GNOFHAC’s scope and services have grown since our establishment in 1995, but as we approach yet another Fair Housing summit, the questions raised in 1997 are as relevant as ever. We’ve made significant progress fighting housing discrimination and segregation, but we also face new and worsening challenges including a growing affordability and displacement crisis, a rollback of commitments to Fair Housing at the federal level, and increasing threats from climate change. We hope you’ll join us this year to continue the fight for Fair Housing. Fit for a King is free and open to the public but please register here so we know to expect you. Learn more and help spread the word on our Facebook and summit website

Get your security deposit back: New law goes into effect Jan. 1, 2019

Posted on 31. Dec, 2018 by

Has your landlord unlawfully kept your security deposit?

In 2018, the Louisiana Legislature passed a new law that raises the penalty for landlords who keep security deposits without good reason. The law increases the amount a tenant can receive if they win their case to three times the amount of the stolen deposit.

How does it work?

If a landlord refuses to return $800 of a security deposit, even though the tenant left the unit in good condition, the tenant can file a suit in small claims court.
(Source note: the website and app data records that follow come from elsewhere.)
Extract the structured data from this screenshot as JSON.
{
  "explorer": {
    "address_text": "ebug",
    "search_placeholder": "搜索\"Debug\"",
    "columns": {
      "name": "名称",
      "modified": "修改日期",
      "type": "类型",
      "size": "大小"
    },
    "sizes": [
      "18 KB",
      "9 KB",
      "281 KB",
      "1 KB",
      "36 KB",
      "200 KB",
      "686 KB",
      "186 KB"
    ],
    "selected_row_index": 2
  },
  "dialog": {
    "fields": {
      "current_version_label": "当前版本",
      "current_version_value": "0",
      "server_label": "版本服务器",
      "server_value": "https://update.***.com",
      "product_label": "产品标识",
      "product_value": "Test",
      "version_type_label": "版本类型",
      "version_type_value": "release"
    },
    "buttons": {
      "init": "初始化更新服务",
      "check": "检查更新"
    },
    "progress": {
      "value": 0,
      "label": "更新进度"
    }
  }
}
The tenant can win back the original $800 that was wrongfully withheld, plus twice that amount (or $1,600), for a total of $2,400.

Are you eligible to recover your security deposit?

Tenants must have moved out after January 1st, 2019, as well as:

  • Requested their security deposit back in writing
  • Provided a forwarding address
  • Believe that the deposit is not being withheld for good reason, like damage to the property.

If the landlord does not return the deposit within 30 days of being notified, the tenant may be able to recover three times the amount of the deposit.

If you have any questions about this law or believe that your landlord has wrongfully retained any portion of your security deposit, please call the Greater New Orleans Fair Housing Action Center at 504-596-2100 or Southeast Louisiana Legal Services at 504-529-1000.